• Data to use:

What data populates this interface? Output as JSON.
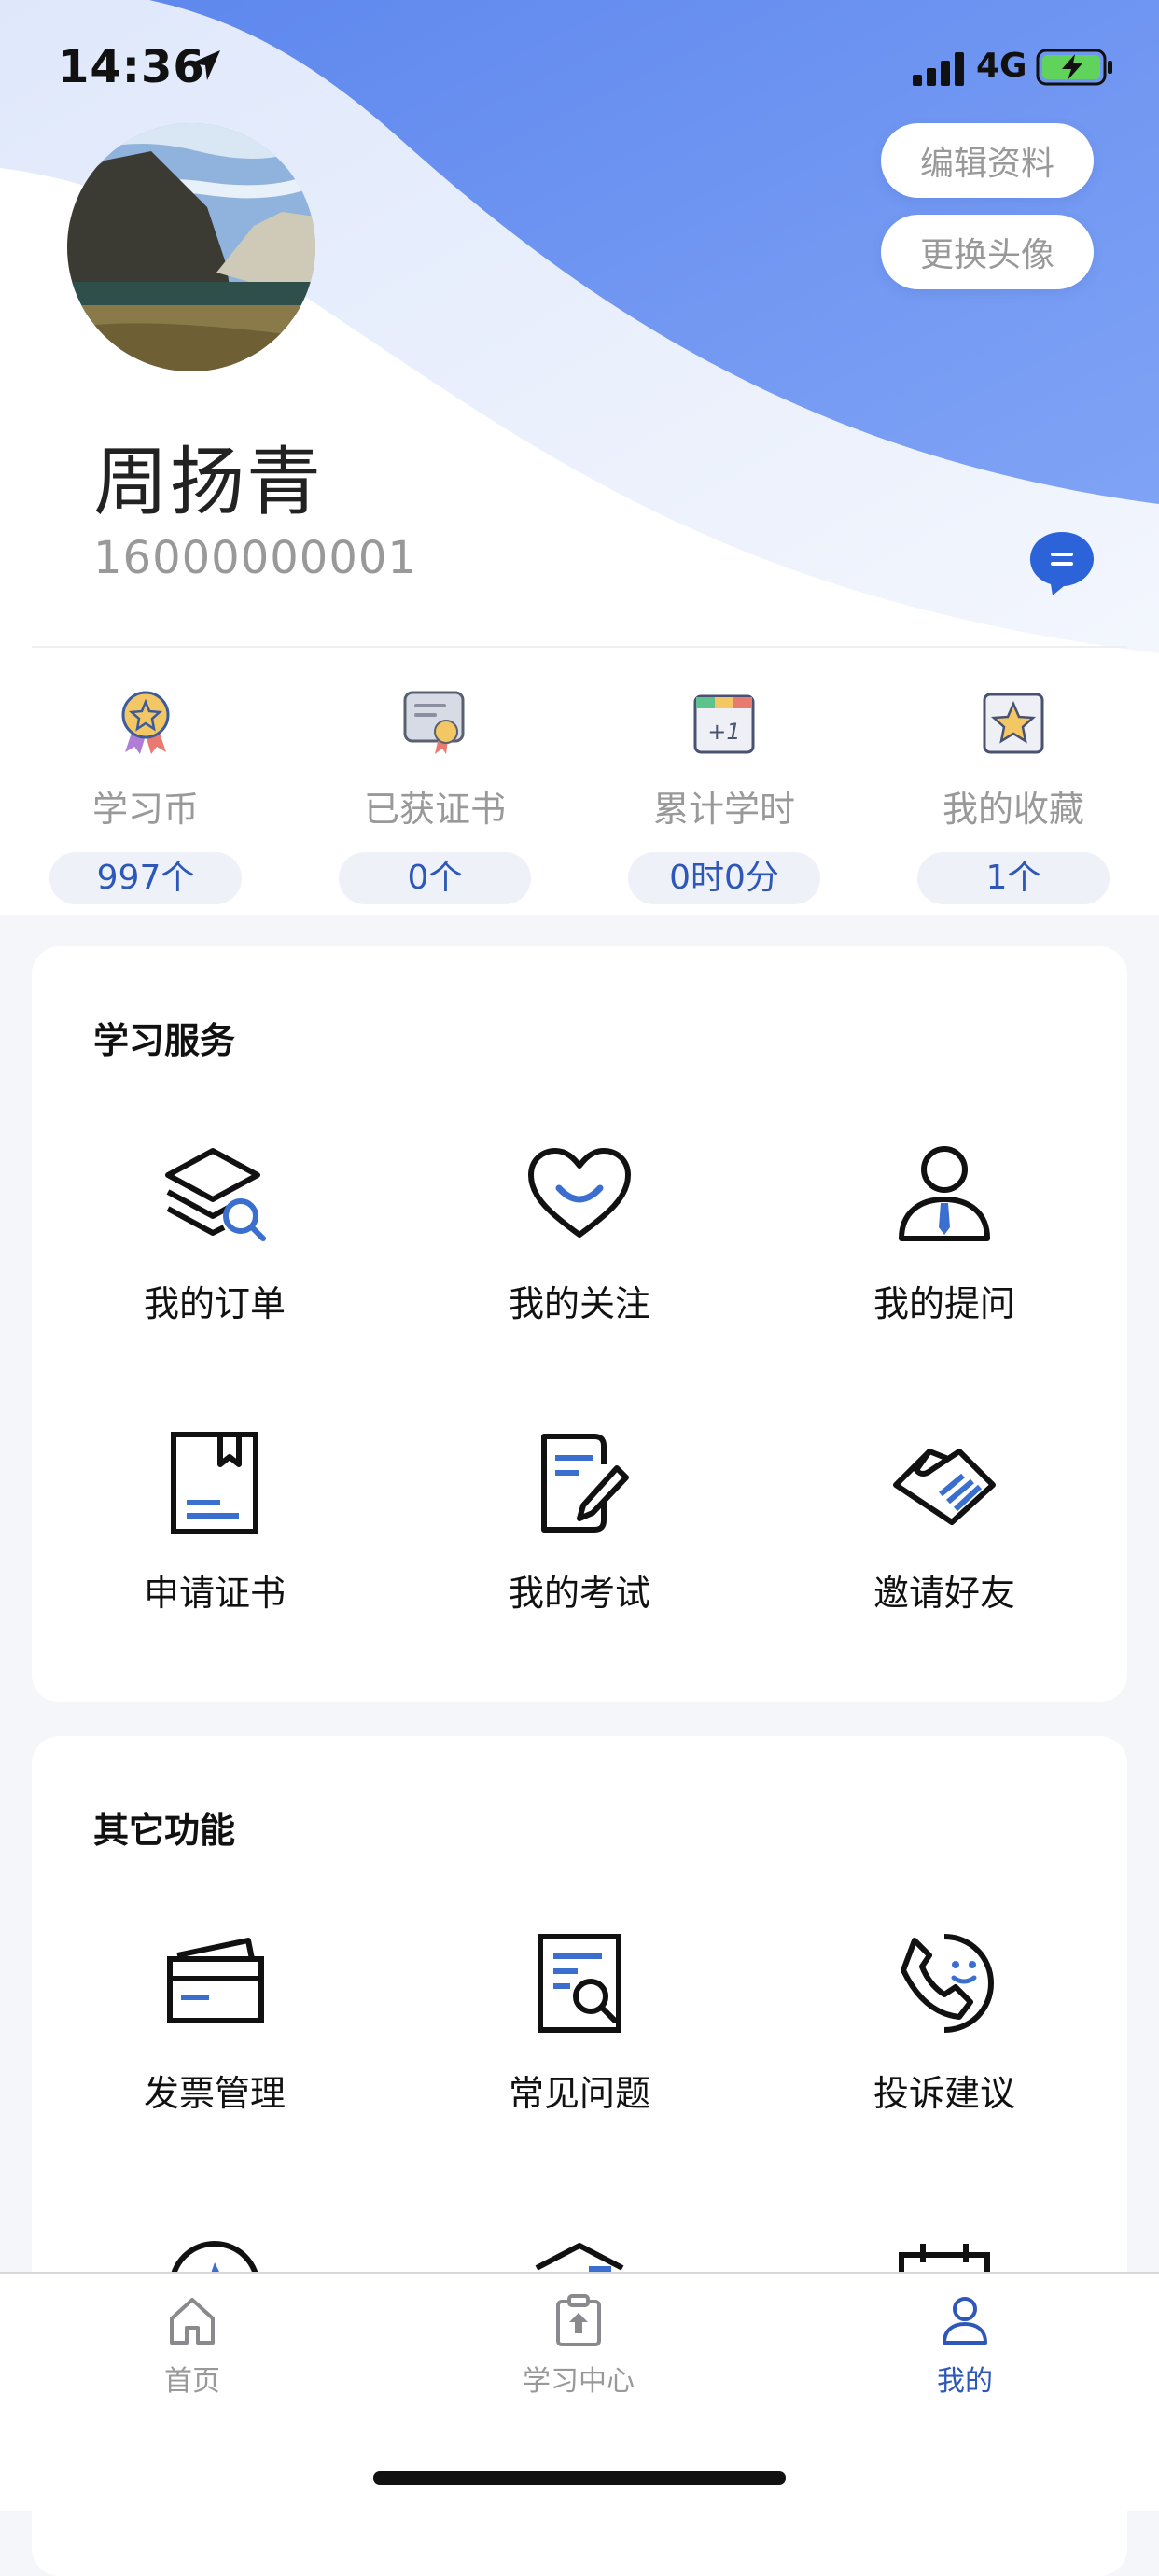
{
  "status_bar": {
    "time": "14:36",
    "network": "4G"
  },
  "profile": {
    "edit_button": "编辑资料",
    "change_avatar_button": "更换头像",
    "name": "周扬青",
    "phone": "16000000001"
  },
  "stats": [
    {
      "label": "学习币",
      "value": "997个",
      "icon": "medal-icon"
    },
    {
      "label": "已获证书",
      "value": "0个",
      "icon": "certificate-icon"
    },
    {
      "label": "累计学时",
      "value": "0时0分",
      "icon": "calendar-plus-one-icon"
    },
    {
      "label": "我的收藏",
      "value": "1个",
      "icon": "star-icon"
    }
  ],
  "study_services": {
    "title": "学习服务",
    "items": [
      {
        "label": "我的订单",
        "icon": "layers-search-icon"
      },
      {
        "label": "我的关注",
        "icon": "heart-icon"
      },
      {
        "label": "我的提问",
        "icon": "person-icon"
      },
      {
        "label": "申请证书",
        "icon": "bookmark-book-icon"
      },
      {
        "label": "我的考试",
        "icon": "document-pen-icon"
      },
      {
        "label": "邀请好友",
        "icon": "handshake-icon"
      }
    ]
  },
  "other_functions": {
    "title": "其它功能",
    "items": [
      {
        "label": "发票管理",
        "icon": "card-icon"
      },
      {
        "label": "常见问题",
        "icon": "document-search-icon"
      },
      {
        "label": "投诉建议",
        "icon": "phone-smile-icon"
      }
    ]
  },
  "tab_bar": {
    "items": [
      {
        "label": "首页",
        "icon": "home-icon",
        "active": false
      },
      {
        "label": "学习中心",
        "icon": "clipboard-upload-icon",
        "active": false
      },
      {
        "label": "我的",
        "icon": "user-icon",
        "active": true
      }
    ]
  },
  "colors": {
    "accent": "#2d57b8",
    "wave": "#6b93f2"
  }
}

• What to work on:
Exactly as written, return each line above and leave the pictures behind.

• Exercise response:
What data populates this interface? Output as JSON.
{
  "status_bar": {
    "time": "14:36",
    "network": "4G"
  },
  "profile": {
    "edit_button": "编辑资料",
    "change_avatar_button": "更换头像",
    "name": "周扬青",
    "phone": "16000000001"
  },
  "stats": [
    {
      "label": "学习币",
      "value": "997个",
      "icon": "medal-icon"
    },
    {
      "label": "已获证书",
      "value": "0个",
      "icon": "certificate-icon"
    },
    {
      "label": "累计学时",
      "value": "0时0分",
      "icon": "calendar-plus-one-icon"
    },
    {
      "label": "我的收藏",
      "value": "1个",
      "icon": "star-icon"
    }
  ],
  "study_services": {
    "title": "学习服务",
    "items": [
      {
        "label": "我的订单",
        "icon": "layers-search-icon"
      },
      {
        "label": "我的关注",
        "icon": "heart-icon"
      },
      {
        "label": "我的提问",
        "icon": "person-icon"
      },
      {
        "label": "申请证书",
        "icon": "bookmark-book-icon"
      },
      {
        "label": "我的考试",
        "icon": "document-pen-icon"
      },
      {
        "label": "邀请好友",
        "icon": "handshake-icon"
      }
    ]
  },
  "other_functions": {
    "title": "其它功能",
    "items": [
      {
        "label": "发票管理",
        "icon": "card-icon"
      },
      {
        "label": "常见问题",
        "icon": "document-search-icon"
      },
      {
        "label": "投诉建议",
        "icon": "phone-smile-icon"
      }
    ]
  },
  "tab_bar": {
    "items": [
      {
        "label": "首页",
        "icon": "home-icon",
        "active": false
      },
      {
        "label": "学习中心",
        "icon": "clipboard-upload-icon",
        "active": false
      },
      {
        "label": "我的",
        "icon": "user-icon",
        "active": true
      }
    ]
  },
  "colors": {
    "accent": "#2d57b8",
    "wave": "#6b93f2"
  }
}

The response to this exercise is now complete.